Imagine a world where the number of mountain meadows, filled with wildflowers shrinks rapidly. Disappearing snowpack and longer growing seasons not only allow trees to invade these precious alpine ecosystems in this place.
But it also is warming streams and reducing flows to make them less favorale for trout and other native aquatic species. This place, as you probably guessed, is the Pacific Northwest and these rapid changes have been documented by scientists from Oregon State University and federal agencies.
A recent analysis of a subalpine meadow complex in the central Oregon Cascade Range, found tree occupation rose from 8 percent in 1950 to 35 percent in 2007. Another study released last week found that in 22 “minimally human-influenced” streams across the region, including Idaho temperature rose and flows late in the season dropped significantly since 1950.
These two studies are just the latest signs of how our world already is changing due to the warming of the Earth. The stream studies showed the rivers were more complex than scientists initially thought, affected in part by groundwater levels.

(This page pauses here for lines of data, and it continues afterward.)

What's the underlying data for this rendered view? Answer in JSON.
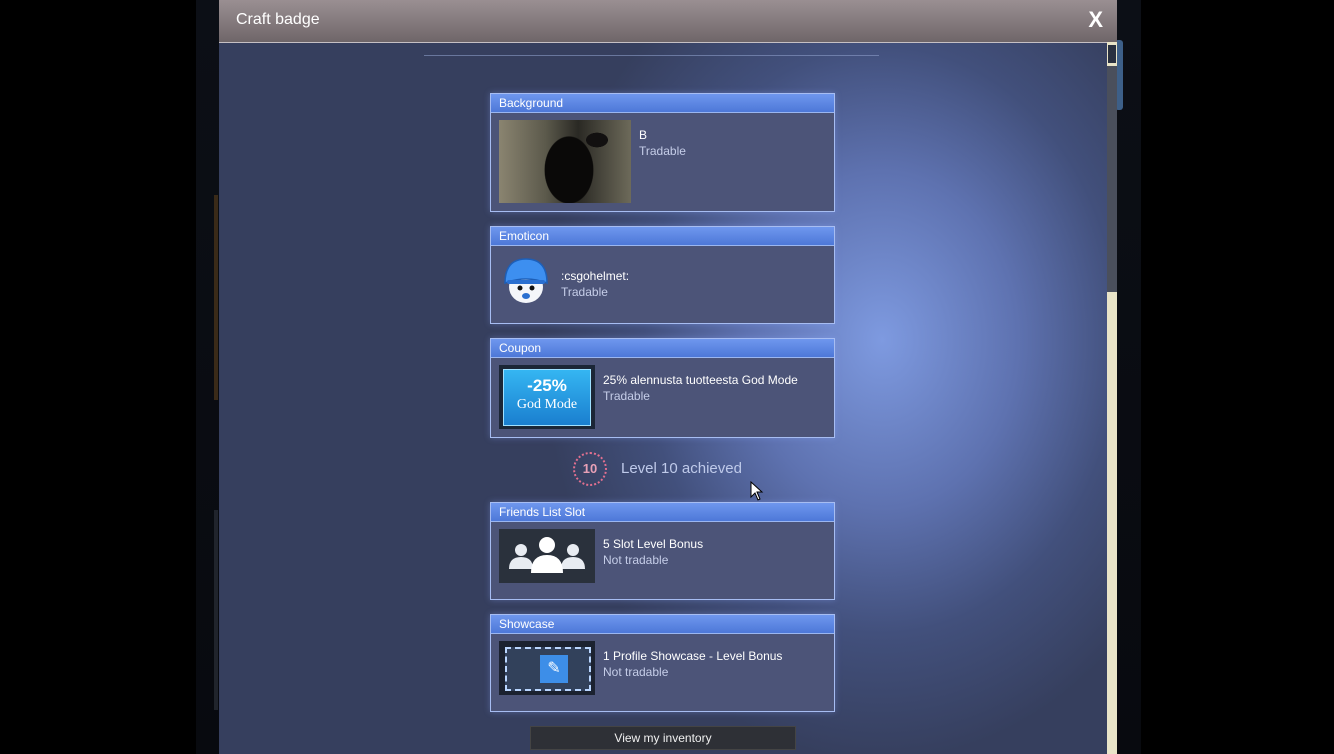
{
  "dialog": {
    "title": "Craft badge",
    "close_label": "X"
  },
  "items": {
    "background": {
      "category": "Background",
      "name": "B",
      "tradable": "Tradable"
    },
    "emoticon": {
      "category": "Emoticon",
      "name": ":csgohelmet:",
      "tradable": "Tradable"
    },
    "coupon": {
      "category": "Coupon",
      "name": "25% alennusta tuotteesta God Mode",
      "tradable": "Tradable",
      "badge_percent": "-25%",
      "badge_game": "God Mode"
    },
    "friends": {
      "category": "Friends List Slot",
      "name": "5 Slot Level Bonus",
      "tradable": "Not tradable"
    },
    "showcase": {
      "category": "Showcase",
      "name": "1 Profile Showcase - Level Bonus",
      "tradable": "Not tradable"
    }
  },
  "level": {
    "number": "10",
    "text": "Level 10 achieved"
  },
  "footer": {
    "inventory_button": "View my inventory"
  },
  "icons": {
    "close": "close-icon",
    "level": "level-ring-icon",
    "emoticon": "helmet-emoticon-icon",
    "friends": "friends-group-icon",
    "showcase": "pencil-icon"
  },
  "colors": {
    "card_header": "#5a84e0",
    "card_body": "#4c5478",
    "level_ring": "#e27090",
    "titlebar": "#857b7e"
  }
}
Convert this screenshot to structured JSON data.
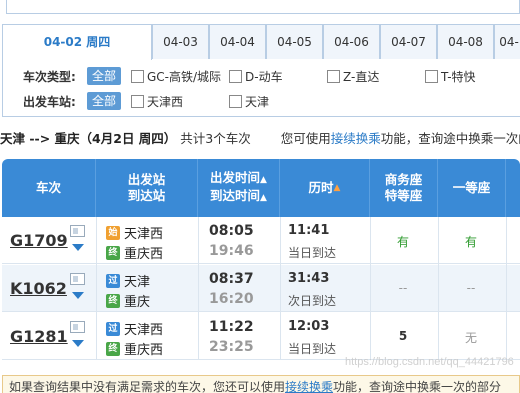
{
  "date_tabs": [
    {
      "label": "04-02 周四",
      "active": true
    },
    {
      "label": "04-03"
    },
    {
      "label": "04-04"
    },
    {
      "label": "04-05"
    },
    {
      "label": "04-06"
    },
    {
      "label": "04-07"
    },
    {
      "label": "04-08"
    },
    {
      "label": "04-"
    }
  ],
  "filters": {
    "type_label": "车次类型:",
    "station_label": "出发车站:",
    "all_label": "全部",
    "types": [
      "GC-高铁/城际",
      "D-动车",
      "Z-直达",
      "T-特快"
    ],
    "stations": [
      "天津西",
      "天津"
    ]
  },
  "summary": {
    "route": "天津 --> 重庆（4月2日 周四）",
    "count": "共计3个车次",
    "tip_prefix": "您可使用",
    "tip_link": "接续换乘",
    "tip_suffix": "功能，查询途中换乘一次的"
  },
  "table": {
    "headers": {
      "train": "车次",
      "stations_1": "出发站",
      "stations_2": "到达站",
      "times_1": "出发时间",
      "times_2": "到达时间",
      "duration": "历时",
      "business_1": "商务座",
      "business_2": "特等座",
      "first": "一等座",
      "sort_arrow": "▲"
    },
    "rows": [
      {
        "train": "G1709",
        "from": "天津西",
        "from_icon": "始",
        "to": "重庆西",
        "to_icon": "终",
        "dep": "08:05",
        "arr": "19:46",
        "duration": "11:41",
        "arrive_day": "当日到达",
        "business": "有",
        "first": "有"
      },
      {
        "train": "K1062",
        "from": "天津",
        "from_icon": "过",
        "to": "重庆",
        "to_icon": "终",
        "dep": "08:37",
        "arr": "16:20",
        "duration": "31:43",
        "arrive_day": "次日到达",
        "business": "--",
        "first": "--"
      },
      {
        "train": "G1281",
        "from": "天津西",
        "from_icon": "过",
        "to": "重庆西",
        "to_icon": "终",
        "dep": "11:22",
        "arr": "23:25",
        "duration": "12:03",
        "arrive_day": "当日到达",
        "business": "5",
        "first": "无"
      }
    ]
  },
  "bottom_note": {
    "prefix": "如果查询结果中没有满足需求的车次，您还可以使用",
    "link": "接续换乘",
    "suffix": "功能，查询途中换乘一次的部分"
  },
  "watermark": "https://blog.csdn.net/qq_44421796",
  "colors": {
    "accent": "#3a8ad6",
    "link": "#2b7bc7",
    "available": "#2d9a2d"
  }
}
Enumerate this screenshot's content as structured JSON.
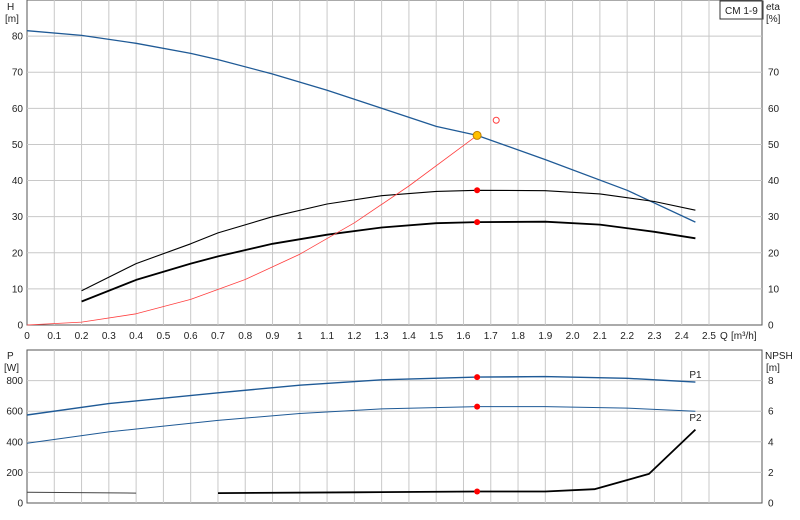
{
  "colors": {
    "head": "#1f5a96",
    "eta": "#000000",
    "system": "#ff4040",
    "op_point": "#ff0000",
    "op_head": "#ffc000",
    "power": "#1f5a96",
    "npsh": "#000000"
  },
  "legend_label": "CM 1-9",
  "chart_data": [
    {
      "type": "line",
      "panel": "top",
      "x_axis": {
        "label": "Q",
        "unit": "[m³/h]",
        "range": [
          0,
          2.5
        ],
        "ticks": [
          "0",
          "0.1",
          "0.2",
          "0.3",
          "0.4",
          "0.5",
          "0.6",
          "0.7",
          "0.8",
          "0.9",
          "1",
          "1.1",
          "1.2",
          "1.3",
          "1.4",
          "1.5",
          "1.6",
          "1.7",
          "1.8",
          "1.9",
          "2.0",
          "2.1",
          "2.2",
          "2.3",
          "2.4",
          "2.5"
        ]
      },
      "y_left": {
        "label": "H",
        "unit": "[m]",
        "range": [
          0,
          90
        ],
        "ticks": [
          "0",
          "10",
          "20",
          "30",
          "40",
          "50",
          "60",
          "70",
          "80"
        ]
      },
      "y_right": {
        "label": "eta",
        "unit": "[%]",
        "range": [
          0,
          90
        ],
        "ticks": [
          "0",
          "10",
          "20",
          "30",
          "40",
          "50",
          "60",
          "70"
        ]
      },
      "grid": true,
      "series": [
        {
          "role": "head",
          "x": [
            0,
            0.2,
            0.4,
            0.6,
            0.7,
            0.9,
            1.1,
            1.3,
            1.5,
            1.65,
            1.9,
            2.2,
            2.45
          ],
          "y": [
            81.5,
            80.2,
            78.0,
            75.2,
            73.5,
            69.5,
            65.0,
            60.0,
            55.0,
            52.5,
            45.8,
            37.3,
            28.5
          ]
        },
        {
          "role": "eta",
          "x": [
            0.2,
            0.4,
            0.6,
            0.7,
            0.9,
            1.1,
            1.3,
            1.5,
            1.65,
            1.9,
            2.1,
            2.3,
            2.45
          ],
          "y": [
            9.5,
            17.0,
            22.5,
            25.5,
            30.0,
            33.5,
            35.8,
            37.0,
            37.3,
            37.2,
            36.3,
            34.2,
            31.8
          ]
        },
        {
          "role": "eta",
          "x": [
            0.2,
            0.4,
            0.6,
            0.7,
            0.9,
            1.1,
            1.3,
            1.5,
            1.65,
            1.9,
            2.1,
            2.3,
            2.45
          ],
          "y": [
            6.5,
            12.5,
            17.0,
            19.0,
            22.5,
            25.0,
            27.0,
            28.2,
            28.5,
            28.6,
            27.8,
            25.8,
            24.0
          ]
        },
        {
          "role": "system",
          "x": [
            0,
            0.2,
            0.4,
            0.6,
            0.8,
            1.0,
            1.2,
            1.4,
            1.65
          ],
          "y": [
            0,
            0.8,
            3.1,
            7.1,
            12.6,
            19.6,
            28.3,
            38.5,
            52.5
          ]
        }
      ],
      "points": [
        {
          "role": "op_head",
          "x": 1.65,
          "y": 52.5
        },
        {
          "role": "op_point",
          "x": 1.65,
          "y": 37.3
        },
        {
          "role": "op_point",
          "x": 1.65,
          "y": 28.5
        },
        {
          "role": "marker_hollow",
          "x": 1.72,
          "y": 56.7
        }
      ]
    },
    {
      "type": "line",
      "panel": "bottom",
      "x_axis": {
        "range": [
          0,
          2.5
        ]
      },
      "y_left": {
        "label": "P",
        "unit": "[W]",
        "range": [
          0,
          1000
        ],
        "ticks": [
          "0",
          "200",
          "400",
          "600",
          "800"
        ]
      },
      "y_right": {
        "label": "NPSH",
        "unit": "[m]",
        "range": [
          0,
          10
        ],
        "ticks": [
          "0",
          "2",
          "4",
          "6",
          "8"
        ]
      },
      "grid": true,
      "series": [
        {
          "role": "power",
          "name": "P1",
          "x": [
            0,
            0.3,
            0.7,
            1.0,
            1.3,
            1.65,
            1.9,
            2.2,
            2.45
          ],
          "y": [
            575,
            650,
            720,
            770,
            805,
            823,
            826,
            815,
            790
          ]
        },
        {
          "role": "power",
          "name": "P2",
          "x": [
            0,
            0.3,
            0.7,
            1.0,
            1.3,
            1.65,
            1.9,
            2.2,
            2.45
          ],
          "y": [
            390,
            465,
            540,
            585,
            615,
            630,
            630,
            620,
            600
          ]
        },
        {
          "role": "npsh",
          "x": [
            0,
            0.4
          ],
          "y": [
            0.7,
            0.65
          ]
        },
        {
          "role": "npsh",
          "x": [
            0.7,
            1.2,
            1.65,
            1.9,
            2.08,
            2.28,
            2.45
          ],
          "y": [
            0.65,
            0.7,
            0.75,
            0.75,
            0.9,
            1.9,
            4.8
          ]
        }
      ],
      "points": [
        {
          "role": "op_point",
          "x": 1.65,
          "y": 823
        },
        {
          "role": "op_point",
          "x": 1.65,
          "y": 630
        },
        {
          "role": "op_point_npsh",
          "x": 1.65,
          "y": 0.75
        }
      ]
    }
  ]
}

But like many of these trends scientific studies are give managers the first level of he tools they will need to help adapt management to these changes, which will continue no matter what actions are taken to halt or revere climate change.